Sun 13/11-2022 Day 749

Pos: 10.5566,-85.6929
Loc: Playa del Coco
Acc: Bansbach’s beach house
Dist: 45,1 km
Start: 6:25 End: 16:00

I survived my lonely island night without the ‘glowworm partisans’ from all ends or the breaking waves washing too high up the beach. Once more, I feel more comfortable writing in the morning. Launching is no problem with the right timing, there are enough lulls, and the heavy kayak glides effortlessly down the steep beach. On the water, I wash my neoprene socks and sandals before sticking my legs into the cockpit. Balancing is no big deal in the loaded kayak.
I aim for the gap between my Isla Pelada and soon for the gap between Isla Colorada. But the island creates a shallow area I saw on the satellite images and my chart, and I wonder how and if I can pass this line. Occasional surf break shows up over the whole connecting line. The tide goes down, but it is still more high than low. I see good chances to find a gap where it is just not breaking. I am lucky and rush with pumping heart over the still deep enough rocky shallows. As long as I see the sea ground under my kayak, I am not safe yet, but I make it.
It rains a bit in the next hour, but I am wet anyway. A beautiful, intense-colored rainbow develops over the gap I just passed. My gate to heaven? There is a constant fifteen-knots northeast wind today, but the sea is low. I aim for a while to the next headland where I see a beach, in case I need it. But I soon trust my intuition that cutting the Gulf of Papagayo is safe today. I aim straight to Playas del Coco, about thirty kilometers left. It gets me from San Juan del Sur to Costa Rica in two days, where I have to sign into the country tomorrow. Not too bad, but also not too exciting to paddle when not hugging the coast. But this will come later. For now, I enjoy the distant scenery of lush green mountains around me.
No boats anywhere, strange. Only in the far distance do I see two sailboats moving along the coast. They likely come from the fancy Marina del Papagayo hidden in the small Culebra Bay. But soon, more leisure watercraft are zooming across the bay. Here are more rich tourists than in Nicaragua.
I see two stripes of rain hanging over the land where I aim, but I do not give it much thought. I am comfortably paddling across the bay and will soon reach my beach. The rain will stay over the land and will soon be done. But my thoughts are wrong. The two rainy stripes connect to a solid gray cloud cover, and the wind changes from moderate side-following to a solid thirty-knots gale straight into my face. WTF!
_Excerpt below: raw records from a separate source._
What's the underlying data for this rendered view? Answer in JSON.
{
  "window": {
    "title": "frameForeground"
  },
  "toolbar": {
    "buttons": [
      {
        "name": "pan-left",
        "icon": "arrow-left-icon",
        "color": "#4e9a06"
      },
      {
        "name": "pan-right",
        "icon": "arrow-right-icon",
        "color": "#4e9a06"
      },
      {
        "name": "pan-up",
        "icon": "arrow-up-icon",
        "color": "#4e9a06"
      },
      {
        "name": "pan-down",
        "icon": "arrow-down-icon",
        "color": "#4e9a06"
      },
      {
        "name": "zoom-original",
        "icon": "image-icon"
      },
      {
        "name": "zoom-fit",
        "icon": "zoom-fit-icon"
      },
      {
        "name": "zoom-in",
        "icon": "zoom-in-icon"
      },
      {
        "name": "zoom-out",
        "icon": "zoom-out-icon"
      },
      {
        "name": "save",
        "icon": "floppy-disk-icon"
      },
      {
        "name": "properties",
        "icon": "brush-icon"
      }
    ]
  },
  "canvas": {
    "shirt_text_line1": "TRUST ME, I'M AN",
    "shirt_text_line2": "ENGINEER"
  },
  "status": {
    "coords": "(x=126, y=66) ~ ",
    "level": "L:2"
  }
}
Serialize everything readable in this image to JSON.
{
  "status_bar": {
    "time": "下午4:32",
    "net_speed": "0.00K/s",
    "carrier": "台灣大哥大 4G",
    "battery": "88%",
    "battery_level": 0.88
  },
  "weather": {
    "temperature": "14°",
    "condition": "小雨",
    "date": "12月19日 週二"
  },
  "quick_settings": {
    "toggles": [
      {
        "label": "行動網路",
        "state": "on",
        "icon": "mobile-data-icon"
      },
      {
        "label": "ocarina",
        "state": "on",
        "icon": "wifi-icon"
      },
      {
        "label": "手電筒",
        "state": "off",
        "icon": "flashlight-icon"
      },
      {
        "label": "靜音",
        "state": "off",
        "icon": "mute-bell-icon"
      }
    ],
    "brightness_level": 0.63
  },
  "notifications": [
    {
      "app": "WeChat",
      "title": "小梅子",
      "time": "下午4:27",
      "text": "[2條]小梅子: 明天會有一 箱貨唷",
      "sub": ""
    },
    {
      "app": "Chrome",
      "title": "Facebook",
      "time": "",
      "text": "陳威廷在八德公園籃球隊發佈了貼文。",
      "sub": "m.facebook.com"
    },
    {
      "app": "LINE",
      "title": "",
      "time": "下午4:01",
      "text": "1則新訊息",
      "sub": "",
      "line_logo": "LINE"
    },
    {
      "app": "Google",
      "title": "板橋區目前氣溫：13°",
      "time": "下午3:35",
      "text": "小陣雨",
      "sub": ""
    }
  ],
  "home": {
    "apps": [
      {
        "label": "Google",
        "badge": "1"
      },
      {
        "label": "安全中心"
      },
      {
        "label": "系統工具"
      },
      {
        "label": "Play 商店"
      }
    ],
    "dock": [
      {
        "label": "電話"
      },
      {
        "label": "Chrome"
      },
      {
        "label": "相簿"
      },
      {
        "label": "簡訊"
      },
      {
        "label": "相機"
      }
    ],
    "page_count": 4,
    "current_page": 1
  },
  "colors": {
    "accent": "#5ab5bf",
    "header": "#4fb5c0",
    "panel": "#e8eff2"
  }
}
I can only hang in there and pump into the wind, lying almost on my foredeck and paddle hard not to lose ground. The sea whips up, but it has, thankfully, with the offshore direction, not too much fetch to become dangerous. My speed is still three to four kilometers per hour. It could be worse. Still, I pray this nasty heavy wind with rain squall will be over soon, as it cannot last forever. I feel it is more wind than rain. I do not even bother to reach for my PFD, as I still feel safe. I have to work hard, but I can do it. No boats are anywhere to see now. I pray my steering system will not quit or whatever problem might occur, preventing me from punching into the wind. I see a yacht anchoring close to a beach where I aim for. I slowly but surely pass a cluster of rocky islands, and the beach comes near. But after an hour, the wind and rain get less, and I have survived this attack of nature. Thank goodness!
Before the wind started, I had already texted my hosts in the Casa Bansbach that I would arrive today and not tomorrow. But my ETA shifted a bit, and I smile when I see the wind and rain warning on my host’s text. Yes, I noticed! But I could only hang in there and keep my ground. I get blessed with another beautiful rainbow over the cliffs when I slowly and now relaxed paddle up to the beach spot in Playa del Cocos, where my hosts wait for me. The German-rooted Bansbach family has a beautiful beach house. We do not have to carry my kayak far but just across a walkway. Thanks very much for welcoming me into your home!